_Work task:_
Scan the data below for lines containing the string "heading" and give only how many there are.
□ □ □ □ □ □ □
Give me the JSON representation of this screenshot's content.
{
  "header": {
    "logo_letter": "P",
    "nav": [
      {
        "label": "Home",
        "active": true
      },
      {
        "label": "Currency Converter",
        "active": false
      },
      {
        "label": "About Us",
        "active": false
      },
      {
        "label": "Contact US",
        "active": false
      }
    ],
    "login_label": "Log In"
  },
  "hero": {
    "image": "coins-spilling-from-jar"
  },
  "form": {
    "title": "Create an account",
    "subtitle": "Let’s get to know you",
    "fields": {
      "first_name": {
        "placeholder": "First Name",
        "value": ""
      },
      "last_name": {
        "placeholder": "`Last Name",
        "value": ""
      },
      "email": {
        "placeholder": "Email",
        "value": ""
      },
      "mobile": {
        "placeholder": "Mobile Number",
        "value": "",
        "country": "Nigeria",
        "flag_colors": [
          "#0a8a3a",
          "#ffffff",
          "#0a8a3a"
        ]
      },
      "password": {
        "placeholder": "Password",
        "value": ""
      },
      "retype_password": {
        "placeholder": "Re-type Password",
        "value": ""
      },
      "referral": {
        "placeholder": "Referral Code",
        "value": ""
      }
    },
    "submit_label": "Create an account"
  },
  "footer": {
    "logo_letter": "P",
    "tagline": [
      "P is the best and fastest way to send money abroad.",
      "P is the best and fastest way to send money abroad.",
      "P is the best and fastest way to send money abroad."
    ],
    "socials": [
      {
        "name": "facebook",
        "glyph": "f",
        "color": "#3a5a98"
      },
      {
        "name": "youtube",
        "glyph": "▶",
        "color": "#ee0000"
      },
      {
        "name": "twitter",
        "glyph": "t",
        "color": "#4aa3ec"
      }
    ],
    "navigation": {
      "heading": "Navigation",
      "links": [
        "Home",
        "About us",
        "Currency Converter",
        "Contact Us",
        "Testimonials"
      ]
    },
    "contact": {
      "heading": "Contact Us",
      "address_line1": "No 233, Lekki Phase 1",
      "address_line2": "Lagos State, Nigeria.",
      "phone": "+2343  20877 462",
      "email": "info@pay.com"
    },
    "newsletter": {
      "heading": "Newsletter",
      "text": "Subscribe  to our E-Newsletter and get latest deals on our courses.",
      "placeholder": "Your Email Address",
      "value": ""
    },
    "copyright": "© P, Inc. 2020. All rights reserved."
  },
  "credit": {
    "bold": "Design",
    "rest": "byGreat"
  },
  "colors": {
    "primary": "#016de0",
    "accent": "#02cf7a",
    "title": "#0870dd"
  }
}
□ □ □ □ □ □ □
_Task result:_
3